The sign on all the doors of the United States Olympic Training Center says, “Not Every Four Years, Every Day.” The sign reminds athletes that success comes from practising every day, not just competing at the Olympics. It is a reminder that champions develop themselves with daily practice.
Elite athletes and outstanding leaders face a similar challenge on the path toward mastery. They need to be willing to do the work and adopt a mindset to deal with their challenges. Outstanding leaders show up and develop themselves every day, just like elite athletes.
In the book, Mastery: The Keys to Success and Long-Term Fulfillment by George Leonard, he suggests that on the path to achieve mastery you must practice diligently, to develop your skills, to attain extra levels of competence. But you also have to spend much of your time on a plateau and keep practising even though you do not seem to get anywhere. You will discover your greatest learning happens on the plateaus.
Through their commitment, elite athletes and outstanding leaders are winning every day even though it sometimes seems like they are not getting anywhere. There is an old myth that leaders are born, not made. But the research and lived experience shows that leadership is about 30 percent genetic, and 70 percent learned. Regardless of your genetic potential, you still need to do the work to fulfil it. Potential is just an opportunity.
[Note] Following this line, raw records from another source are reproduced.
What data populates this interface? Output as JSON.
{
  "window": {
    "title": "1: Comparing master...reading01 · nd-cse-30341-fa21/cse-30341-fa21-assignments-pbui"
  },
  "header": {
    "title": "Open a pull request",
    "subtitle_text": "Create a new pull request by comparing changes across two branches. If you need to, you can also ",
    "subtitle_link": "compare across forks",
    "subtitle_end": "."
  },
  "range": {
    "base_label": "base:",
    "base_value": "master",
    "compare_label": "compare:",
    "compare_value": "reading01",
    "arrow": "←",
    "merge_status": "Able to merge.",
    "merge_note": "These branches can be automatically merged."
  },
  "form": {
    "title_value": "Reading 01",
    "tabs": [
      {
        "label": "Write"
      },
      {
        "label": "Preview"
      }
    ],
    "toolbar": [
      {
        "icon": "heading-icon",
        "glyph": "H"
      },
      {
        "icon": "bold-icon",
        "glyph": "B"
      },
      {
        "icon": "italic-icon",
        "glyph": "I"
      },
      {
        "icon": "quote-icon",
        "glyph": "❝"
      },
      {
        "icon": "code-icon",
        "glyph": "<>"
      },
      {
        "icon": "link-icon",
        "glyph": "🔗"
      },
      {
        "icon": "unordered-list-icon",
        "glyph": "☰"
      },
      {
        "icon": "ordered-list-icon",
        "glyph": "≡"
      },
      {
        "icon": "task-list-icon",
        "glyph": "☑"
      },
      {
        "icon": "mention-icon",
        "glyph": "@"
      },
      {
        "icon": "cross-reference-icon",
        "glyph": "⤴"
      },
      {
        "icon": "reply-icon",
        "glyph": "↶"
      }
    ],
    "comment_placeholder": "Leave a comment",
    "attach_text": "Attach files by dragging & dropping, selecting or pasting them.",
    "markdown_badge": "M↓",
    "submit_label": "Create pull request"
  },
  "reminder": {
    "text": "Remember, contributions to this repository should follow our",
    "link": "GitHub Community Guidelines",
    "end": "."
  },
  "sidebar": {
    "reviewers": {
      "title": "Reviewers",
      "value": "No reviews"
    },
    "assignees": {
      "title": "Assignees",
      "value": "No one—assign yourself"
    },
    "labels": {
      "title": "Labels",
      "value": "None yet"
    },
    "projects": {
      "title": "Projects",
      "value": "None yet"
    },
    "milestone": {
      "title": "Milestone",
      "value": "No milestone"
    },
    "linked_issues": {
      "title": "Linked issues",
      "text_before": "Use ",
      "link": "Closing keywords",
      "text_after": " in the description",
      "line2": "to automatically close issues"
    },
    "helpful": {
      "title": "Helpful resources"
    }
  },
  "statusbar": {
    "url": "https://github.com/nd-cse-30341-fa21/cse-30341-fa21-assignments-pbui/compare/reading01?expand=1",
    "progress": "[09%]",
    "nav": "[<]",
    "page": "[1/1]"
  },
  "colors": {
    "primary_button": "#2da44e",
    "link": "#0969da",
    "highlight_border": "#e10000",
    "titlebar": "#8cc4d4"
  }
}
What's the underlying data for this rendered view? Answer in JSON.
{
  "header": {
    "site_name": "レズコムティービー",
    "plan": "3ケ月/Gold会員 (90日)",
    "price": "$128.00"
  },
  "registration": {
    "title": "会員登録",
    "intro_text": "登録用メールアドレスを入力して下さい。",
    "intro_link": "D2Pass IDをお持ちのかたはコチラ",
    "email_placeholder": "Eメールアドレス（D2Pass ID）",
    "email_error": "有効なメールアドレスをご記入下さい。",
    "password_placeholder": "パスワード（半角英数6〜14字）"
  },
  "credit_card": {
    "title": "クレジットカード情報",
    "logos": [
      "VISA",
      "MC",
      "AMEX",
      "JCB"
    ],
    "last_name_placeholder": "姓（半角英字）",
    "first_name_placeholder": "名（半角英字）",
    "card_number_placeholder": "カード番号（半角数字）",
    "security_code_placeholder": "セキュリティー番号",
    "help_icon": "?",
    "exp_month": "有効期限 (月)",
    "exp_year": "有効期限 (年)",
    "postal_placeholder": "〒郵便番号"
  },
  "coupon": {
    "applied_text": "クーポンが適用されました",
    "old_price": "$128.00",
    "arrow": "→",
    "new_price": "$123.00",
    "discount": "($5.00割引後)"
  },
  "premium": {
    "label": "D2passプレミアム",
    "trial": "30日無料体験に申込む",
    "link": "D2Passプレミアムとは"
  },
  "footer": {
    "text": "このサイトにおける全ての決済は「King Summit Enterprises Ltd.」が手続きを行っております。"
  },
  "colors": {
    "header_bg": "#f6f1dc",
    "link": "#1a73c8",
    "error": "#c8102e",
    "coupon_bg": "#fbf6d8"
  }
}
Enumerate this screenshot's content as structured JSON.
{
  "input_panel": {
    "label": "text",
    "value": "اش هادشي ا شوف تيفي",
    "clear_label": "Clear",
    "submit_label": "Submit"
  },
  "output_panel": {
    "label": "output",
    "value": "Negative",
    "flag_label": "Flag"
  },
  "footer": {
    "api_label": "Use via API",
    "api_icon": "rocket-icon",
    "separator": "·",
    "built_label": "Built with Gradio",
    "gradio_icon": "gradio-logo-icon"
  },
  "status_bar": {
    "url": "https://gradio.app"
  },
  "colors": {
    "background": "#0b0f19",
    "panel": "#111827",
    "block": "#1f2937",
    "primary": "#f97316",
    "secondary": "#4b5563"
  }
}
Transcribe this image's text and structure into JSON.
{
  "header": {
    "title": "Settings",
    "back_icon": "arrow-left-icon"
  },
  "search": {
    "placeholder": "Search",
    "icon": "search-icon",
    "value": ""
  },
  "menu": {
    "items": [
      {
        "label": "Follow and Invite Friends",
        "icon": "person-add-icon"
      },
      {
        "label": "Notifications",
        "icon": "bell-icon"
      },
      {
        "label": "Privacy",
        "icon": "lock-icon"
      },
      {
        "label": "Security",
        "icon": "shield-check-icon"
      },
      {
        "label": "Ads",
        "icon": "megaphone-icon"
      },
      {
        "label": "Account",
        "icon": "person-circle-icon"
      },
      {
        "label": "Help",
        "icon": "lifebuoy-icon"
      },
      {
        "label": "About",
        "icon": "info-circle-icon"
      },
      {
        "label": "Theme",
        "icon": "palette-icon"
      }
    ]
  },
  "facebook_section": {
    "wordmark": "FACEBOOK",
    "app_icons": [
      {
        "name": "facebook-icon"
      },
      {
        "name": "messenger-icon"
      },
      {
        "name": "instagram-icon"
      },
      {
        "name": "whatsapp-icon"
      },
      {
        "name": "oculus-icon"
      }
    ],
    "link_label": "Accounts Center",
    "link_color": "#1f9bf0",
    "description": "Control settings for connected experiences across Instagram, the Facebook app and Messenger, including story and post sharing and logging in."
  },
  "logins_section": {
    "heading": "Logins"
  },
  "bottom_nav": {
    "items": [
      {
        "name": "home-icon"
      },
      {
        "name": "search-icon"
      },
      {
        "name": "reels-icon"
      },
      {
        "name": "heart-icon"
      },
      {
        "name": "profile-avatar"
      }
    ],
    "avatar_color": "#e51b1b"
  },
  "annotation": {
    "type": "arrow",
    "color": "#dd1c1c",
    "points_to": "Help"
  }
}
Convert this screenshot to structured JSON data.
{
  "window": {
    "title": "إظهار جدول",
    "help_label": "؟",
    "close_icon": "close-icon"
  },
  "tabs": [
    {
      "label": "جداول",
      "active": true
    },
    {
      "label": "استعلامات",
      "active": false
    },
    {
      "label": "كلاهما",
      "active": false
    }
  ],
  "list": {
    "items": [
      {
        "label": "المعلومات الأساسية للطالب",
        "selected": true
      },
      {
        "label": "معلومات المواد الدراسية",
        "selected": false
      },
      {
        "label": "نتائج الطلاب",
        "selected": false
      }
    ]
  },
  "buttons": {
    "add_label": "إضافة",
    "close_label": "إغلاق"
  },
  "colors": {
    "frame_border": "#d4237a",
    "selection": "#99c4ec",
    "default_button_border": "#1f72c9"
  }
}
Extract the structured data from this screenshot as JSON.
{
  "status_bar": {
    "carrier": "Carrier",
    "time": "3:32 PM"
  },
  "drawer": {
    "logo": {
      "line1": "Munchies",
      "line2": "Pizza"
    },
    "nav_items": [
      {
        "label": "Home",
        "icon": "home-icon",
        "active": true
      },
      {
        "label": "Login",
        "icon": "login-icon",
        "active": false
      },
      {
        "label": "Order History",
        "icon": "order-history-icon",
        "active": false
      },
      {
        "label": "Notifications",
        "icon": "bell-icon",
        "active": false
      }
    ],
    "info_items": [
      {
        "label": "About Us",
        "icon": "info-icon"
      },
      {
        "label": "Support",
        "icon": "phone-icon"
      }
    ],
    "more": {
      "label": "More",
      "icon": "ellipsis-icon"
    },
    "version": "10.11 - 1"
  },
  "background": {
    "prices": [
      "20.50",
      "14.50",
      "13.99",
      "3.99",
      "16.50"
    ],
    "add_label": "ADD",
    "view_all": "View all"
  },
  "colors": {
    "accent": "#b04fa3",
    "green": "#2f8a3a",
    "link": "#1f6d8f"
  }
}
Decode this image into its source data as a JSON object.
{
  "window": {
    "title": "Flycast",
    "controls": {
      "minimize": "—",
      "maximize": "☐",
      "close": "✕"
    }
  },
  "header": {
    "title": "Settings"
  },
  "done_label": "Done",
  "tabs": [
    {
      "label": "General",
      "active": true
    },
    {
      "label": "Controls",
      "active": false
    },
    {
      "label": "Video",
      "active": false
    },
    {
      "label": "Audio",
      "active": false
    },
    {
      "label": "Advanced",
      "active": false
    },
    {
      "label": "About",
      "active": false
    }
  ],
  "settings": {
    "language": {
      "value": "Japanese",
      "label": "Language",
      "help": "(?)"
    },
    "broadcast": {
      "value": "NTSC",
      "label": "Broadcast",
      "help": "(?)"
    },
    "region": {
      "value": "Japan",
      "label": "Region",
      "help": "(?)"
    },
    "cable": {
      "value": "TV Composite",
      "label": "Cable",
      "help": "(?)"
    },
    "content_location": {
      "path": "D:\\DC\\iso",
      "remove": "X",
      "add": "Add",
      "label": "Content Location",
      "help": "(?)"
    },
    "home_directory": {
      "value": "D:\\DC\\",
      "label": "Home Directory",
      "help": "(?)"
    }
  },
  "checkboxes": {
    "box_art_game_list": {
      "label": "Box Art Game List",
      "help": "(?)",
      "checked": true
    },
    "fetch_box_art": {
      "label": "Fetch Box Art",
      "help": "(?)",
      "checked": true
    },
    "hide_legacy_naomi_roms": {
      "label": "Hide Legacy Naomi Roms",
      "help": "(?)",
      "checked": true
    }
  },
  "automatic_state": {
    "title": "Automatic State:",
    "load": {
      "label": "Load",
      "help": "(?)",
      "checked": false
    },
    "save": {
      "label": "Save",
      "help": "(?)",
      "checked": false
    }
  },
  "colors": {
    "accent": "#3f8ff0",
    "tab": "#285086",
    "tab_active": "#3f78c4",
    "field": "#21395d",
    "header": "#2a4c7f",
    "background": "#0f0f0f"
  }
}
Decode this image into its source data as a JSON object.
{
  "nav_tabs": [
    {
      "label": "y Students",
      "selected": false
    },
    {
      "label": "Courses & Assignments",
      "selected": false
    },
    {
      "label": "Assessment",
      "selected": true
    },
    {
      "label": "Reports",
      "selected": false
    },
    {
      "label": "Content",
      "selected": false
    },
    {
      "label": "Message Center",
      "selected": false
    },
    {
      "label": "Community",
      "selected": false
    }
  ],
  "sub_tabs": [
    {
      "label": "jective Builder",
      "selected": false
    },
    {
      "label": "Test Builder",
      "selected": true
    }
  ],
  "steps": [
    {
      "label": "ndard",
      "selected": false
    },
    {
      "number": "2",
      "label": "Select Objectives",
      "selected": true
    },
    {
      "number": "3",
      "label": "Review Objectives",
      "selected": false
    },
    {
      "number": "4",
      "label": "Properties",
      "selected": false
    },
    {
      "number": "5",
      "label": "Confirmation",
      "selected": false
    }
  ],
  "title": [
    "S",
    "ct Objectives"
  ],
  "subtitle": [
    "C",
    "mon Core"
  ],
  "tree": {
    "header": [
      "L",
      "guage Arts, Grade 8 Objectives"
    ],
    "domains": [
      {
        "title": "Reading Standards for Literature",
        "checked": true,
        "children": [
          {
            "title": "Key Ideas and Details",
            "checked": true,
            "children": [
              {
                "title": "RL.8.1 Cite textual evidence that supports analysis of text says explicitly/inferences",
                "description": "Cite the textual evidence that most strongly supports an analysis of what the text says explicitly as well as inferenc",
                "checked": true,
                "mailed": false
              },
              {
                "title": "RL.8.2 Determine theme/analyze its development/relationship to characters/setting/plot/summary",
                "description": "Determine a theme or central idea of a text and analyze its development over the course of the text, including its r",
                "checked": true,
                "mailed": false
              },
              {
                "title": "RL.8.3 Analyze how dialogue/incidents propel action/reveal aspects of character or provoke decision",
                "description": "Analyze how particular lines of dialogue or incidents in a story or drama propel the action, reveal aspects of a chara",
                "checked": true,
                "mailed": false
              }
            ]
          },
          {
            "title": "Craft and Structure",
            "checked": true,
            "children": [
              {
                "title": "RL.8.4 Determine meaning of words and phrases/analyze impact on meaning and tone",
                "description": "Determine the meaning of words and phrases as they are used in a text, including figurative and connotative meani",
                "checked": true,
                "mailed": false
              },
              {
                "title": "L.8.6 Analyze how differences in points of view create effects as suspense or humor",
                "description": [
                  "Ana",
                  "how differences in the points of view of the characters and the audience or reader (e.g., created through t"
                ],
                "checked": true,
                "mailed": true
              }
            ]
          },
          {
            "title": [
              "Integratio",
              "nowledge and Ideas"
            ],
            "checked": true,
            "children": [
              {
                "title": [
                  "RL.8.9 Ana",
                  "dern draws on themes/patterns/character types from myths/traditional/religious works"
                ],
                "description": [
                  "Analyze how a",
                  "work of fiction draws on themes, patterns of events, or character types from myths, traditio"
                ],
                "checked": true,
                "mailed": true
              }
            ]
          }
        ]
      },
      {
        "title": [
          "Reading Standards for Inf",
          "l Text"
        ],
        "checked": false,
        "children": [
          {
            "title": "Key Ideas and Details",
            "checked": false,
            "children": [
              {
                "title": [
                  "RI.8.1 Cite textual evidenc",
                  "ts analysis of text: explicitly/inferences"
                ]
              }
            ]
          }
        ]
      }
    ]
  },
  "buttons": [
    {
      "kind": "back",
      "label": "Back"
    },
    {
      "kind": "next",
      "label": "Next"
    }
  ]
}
Leadership takes work and practice every day. Leonard suggests people embarking on any form of change will gain stability and comfort though practising something daily. The practice provides a stable base during the instability of change.
🙋 What are your daily leadership practices? 🙋♀️
Best regards, Brian